_REQUIREMENT_
Look for the string "组合装混合干果大礼" in the material below. Copy every line where you find it.

_INFORMATION GIVEN_
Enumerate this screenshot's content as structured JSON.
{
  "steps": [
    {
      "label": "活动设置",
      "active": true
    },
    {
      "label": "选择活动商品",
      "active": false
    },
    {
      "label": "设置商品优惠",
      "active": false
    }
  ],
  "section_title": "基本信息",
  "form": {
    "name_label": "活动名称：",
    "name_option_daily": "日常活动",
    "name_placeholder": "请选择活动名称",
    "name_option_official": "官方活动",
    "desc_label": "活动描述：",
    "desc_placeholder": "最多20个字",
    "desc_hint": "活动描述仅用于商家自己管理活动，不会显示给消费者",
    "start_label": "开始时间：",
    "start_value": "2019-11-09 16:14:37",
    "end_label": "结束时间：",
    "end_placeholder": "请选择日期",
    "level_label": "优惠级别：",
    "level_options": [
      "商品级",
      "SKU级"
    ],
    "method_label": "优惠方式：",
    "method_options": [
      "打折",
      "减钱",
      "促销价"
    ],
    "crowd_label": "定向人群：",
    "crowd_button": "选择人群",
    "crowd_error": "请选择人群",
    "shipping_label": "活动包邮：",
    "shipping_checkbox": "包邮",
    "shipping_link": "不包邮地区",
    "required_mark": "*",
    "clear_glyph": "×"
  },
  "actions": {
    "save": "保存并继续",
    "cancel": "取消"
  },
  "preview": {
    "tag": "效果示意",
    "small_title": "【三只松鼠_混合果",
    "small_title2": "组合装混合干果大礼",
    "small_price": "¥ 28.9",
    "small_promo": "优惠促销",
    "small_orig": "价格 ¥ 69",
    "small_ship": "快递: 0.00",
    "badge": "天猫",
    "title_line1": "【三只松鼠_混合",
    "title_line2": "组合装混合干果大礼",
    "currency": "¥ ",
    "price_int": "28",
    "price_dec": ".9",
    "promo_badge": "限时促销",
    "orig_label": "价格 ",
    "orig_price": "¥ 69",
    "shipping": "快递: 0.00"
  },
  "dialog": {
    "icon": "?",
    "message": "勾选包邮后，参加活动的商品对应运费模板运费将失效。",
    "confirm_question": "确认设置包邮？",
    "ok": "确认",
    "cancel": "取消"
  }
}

_PROBLEM SOLUTION_
    "small_title2": "组合装混合干果大礼",
    "title_line2": "组合装混合干果大礼",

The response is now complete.